What this task involves => Your task is to retype the listing word for word.

Given data =>
++++++

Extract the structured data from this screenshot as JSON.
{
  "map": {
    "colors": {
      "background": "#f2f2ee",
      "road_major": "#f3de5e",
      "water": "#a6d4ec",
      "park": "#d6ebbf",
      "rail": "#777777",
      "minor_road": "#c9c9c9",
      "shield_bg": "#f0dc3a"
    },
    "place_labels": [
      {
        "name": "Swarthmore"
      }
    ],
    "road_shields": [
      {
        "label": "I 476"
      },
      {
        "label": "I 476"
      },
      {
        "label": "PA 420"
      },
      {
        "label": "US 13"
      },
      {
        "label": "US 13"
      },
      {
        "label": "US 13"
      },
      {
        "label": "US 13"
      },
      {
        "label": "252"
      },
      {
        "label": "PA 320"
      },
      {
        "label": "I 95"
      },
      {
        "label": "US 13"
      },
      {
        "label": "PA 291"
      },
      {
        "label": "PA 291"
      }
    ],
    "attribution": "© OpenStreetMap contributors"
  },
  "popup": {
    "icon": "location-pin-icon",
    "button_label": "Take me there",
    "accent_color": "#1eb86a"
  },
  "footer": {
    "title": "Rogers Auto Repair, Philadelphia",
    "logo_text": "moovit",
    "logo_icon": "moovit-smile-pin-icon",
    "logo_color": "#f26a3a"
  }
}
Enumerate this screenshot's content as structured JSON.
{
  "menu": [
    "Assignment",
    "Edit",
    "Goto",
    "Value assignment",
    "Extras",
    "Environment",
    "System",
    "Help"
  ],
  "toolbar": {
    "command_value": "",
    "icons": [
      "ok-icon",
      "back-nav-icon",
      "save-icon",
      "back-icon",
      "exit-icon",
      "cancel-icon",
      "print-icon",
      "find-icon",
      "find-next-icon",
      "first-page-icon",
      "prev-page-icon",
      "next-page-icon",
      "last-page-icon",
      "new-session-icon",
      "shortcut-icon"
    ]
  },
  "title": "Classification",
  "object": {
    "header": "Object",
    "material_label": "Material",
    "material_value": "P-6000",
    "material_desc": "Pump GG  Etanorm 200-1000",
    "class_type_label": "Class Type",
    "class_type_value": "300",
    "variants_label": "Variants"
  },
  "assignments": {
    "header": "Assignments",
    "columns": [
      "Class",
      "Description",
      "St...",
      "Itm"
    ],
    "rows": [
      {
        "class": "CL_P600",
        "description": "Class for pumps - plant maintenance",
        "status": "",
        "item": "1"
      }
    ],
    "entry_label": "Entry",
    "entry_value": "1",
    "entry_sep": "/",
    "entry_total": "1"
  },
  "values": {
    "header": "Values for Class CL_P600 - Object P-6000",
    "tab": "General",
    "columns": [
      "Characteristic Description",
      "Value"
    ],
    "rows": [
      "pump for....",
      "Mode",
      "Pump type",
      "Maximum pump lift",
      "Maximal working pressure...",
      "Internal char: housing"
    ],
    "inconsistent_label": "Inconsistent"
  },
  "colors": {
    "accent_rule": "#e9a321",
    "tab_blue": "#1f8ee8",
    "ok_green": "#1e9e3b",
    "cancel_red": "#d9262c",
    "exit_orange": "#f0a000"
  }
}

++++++

Solution below =>
Extract the structured data from this screenshot as JSON.
{
  "map": {
    "colors": {
      "background": "#f2f2ee",
      "road_major": "#f3de5e",
      "water": "#a6d4ec",
      "park": "#d6ebbf",
      "rail": "#777777",
      "minor_road": "#c9c9c9",
      "shield_bg": "#f0dc3a"
    },
    "place_labels": [
      {
        "name": "Swarthmore"
      }
    ],
    "road_shields": [
      {
        "label": "I 476"
      },
      {
        "label": "I 476"
      },
      {
        "label": "PA 420"
      },
      {
        "label": "US 13"
      },
      {
        "label": "US 13"
      },
      {
        "label": "US 13"
      },
      {
        "label": "US 13"
      },
      {
        "label": "252"
      },
      {
        "label": "PA 320"
      },
      {
        "label": "I 95"
      },
      {
        "label": "US 13"
      },
      {
        "label": "PA 291"
      },
      {
        "label": "PA 291"
      }
    ],
    "attribution": "© OpenStreetMap contributors"
  },
  "popup": {
    "icon": "location-pin-icon",
    "button_label": "Take me there",
    "accent_color": "#1eb86a"
  },
  "footer": {
    "title": "Rogers Auto Repair, Philadelphia",
    "logo_text": "moovit",
    "logo_icon": "moovit-smile-pin-icon",
    "logo_color": "#f26a3a"
  }
}
Enumerate this screenshot's content as structured JSON.
{
  "menu": [
    "Assignment",
    "Edit",
    "Goto",
    "Value assignment",
    "Extras",
    "Environment",
    "System",
    "Help"
  ],
  "toolbar": {
    "command_value": "",
    "icons": [
      "ok-icon",
      "back-nav-icon",
      "save-icon",
      "back-icon",
      "exit-icon",
      "cancel-icon",
      "print-icon",
      "find-icon",
      "find-next-icon",
      "first-page-icon",
      "prev-page-icon",
      "next-page-icon",
      "last-page-icon",
      "new-session-icon",
      "shortcut-icon"
    ]
  },
  "title": "Classification",
  "object": {
    "header": "Object",
    "material_label": "Material",
    "material_value": "P-6000",
    "material_desc": "Pump GG  Etanorm 200-1000",
    "class_type_label": "Class Type",
    "class_type_value": "300",
    "variants_label": "Variants"
  },
  "assignments": {
    "header": "Assignments",
    "columns": [
      "Class",
      "Description",
      "St...",
      "Itm"
    ],
    "rows": [
      {
        "class": "CL_P600",
        "description": "Class for pumps - plant maintenance",
        "status": "",
        "item": "1"
      }
    ],
    "entry_label": "Entry",
    "entry_value": "1",
    "entry_sep": "/",
    "entry_total": "1"
  },
  "values": {
    "header": "Values for Class CL_P600 - Object P-6000",
    "tab": "General",
    "columns": [
      "Characteristic Description",
      "Value"
    ],
    "rows": [
      "pump for....",
      "Mode",
      "Pump type",
      "Maximum pump lift",
      "Maximal working pressure...",
      "Internal char: housing"
    ],
    "inconsistent_label": "Inconsistent"
  },
  "colors": {
    "accent_rule": "#e9a321",
    "tab_blue": "#1f8ee8",
    "ok_green": "#1e9e3b",
    "cancel_red": "#d9262c",
    "exit_orange": "#f0a000"
  }
}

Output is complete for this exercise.